Not Many. No different than there are few 18.5 to 20 foot canoes. (18.5 in a canoe is not rare, the maximum rated race length, most of those are unsuited for anything but racing) The basic difference is still I do not wear size 11 shoes. 15 EEEE are hard to find. But it is what fits. I have been stuck in a kayak because leg length, foot size, and the inflexibility that comes with age, required me to get parallel to the shore and simply roll the kayak onto its side, mud and water flooding in, so I could crawl sideways to get out. What gravity could put in, there was no anti-gravity to get out. I try on cars before I buy them. So then I strongly question why nearly all canoes are manufactured for 162 pound men. Or when maximum loads are rated, they do not tell you that a 17 foot canoe , with a manufacturers 1,800 pound load rating also means a 2 inch free board.
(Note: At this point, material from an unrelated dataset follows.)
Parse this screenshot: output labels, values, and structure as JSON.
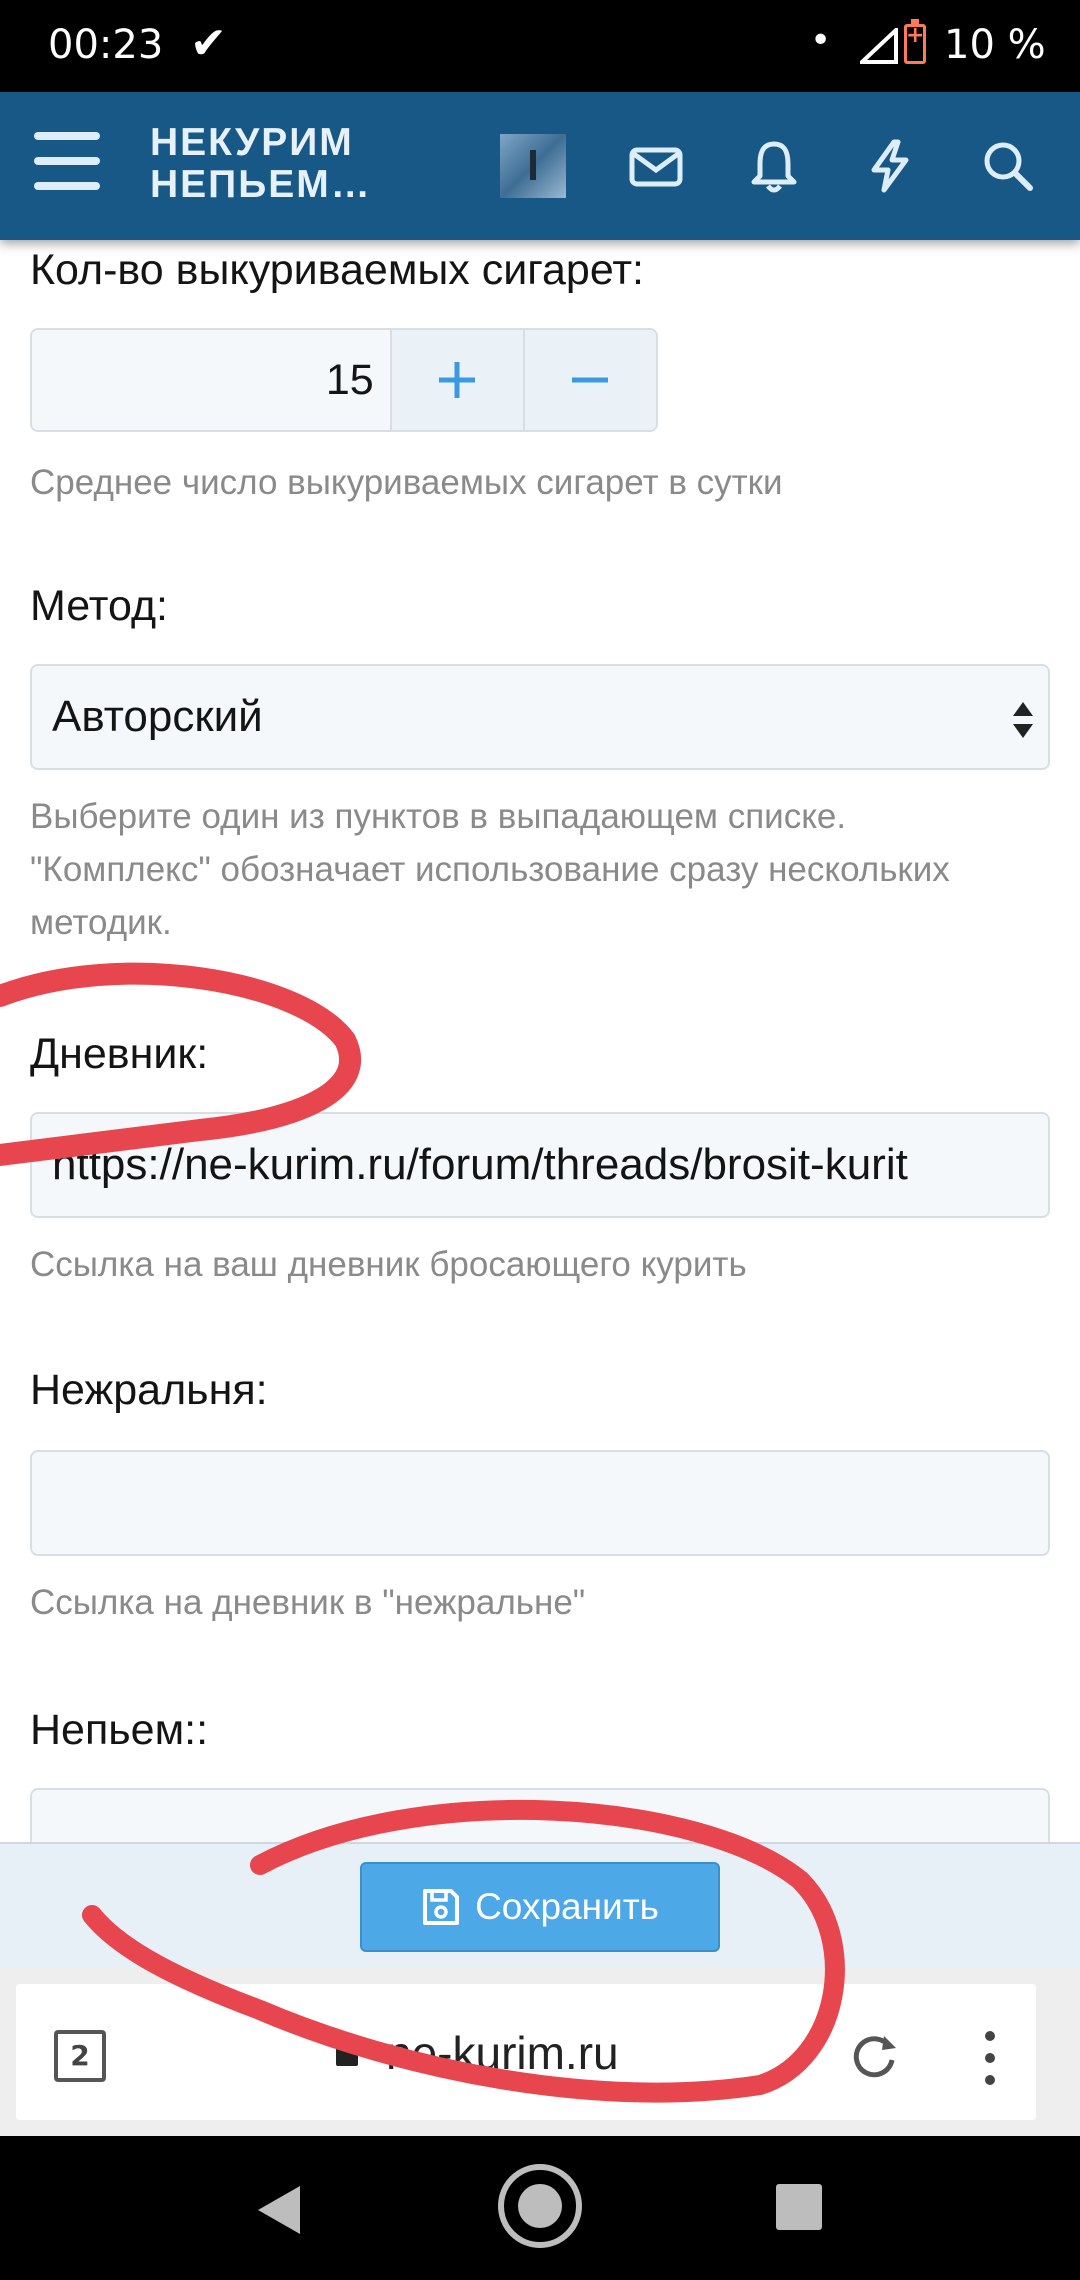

Build your own if you have to, or have built what works (I have.). And, my answer was based entirely upon the math, calculate the weights and duration involved, and then design to the 40 to 60% maximum load. No boat entering wilderness, and the sea IS always as it was 20,000 or 2 million years ago a wilderness, should be loaded much beyond that 40 to perhaps 60% of maximum load. Self rescue. I love going where there are no lights, except the sun and stars, where the silence is profound, no roads, houses, sometimes few people.

Buy a tandem and stack your gear under the forward cockpit.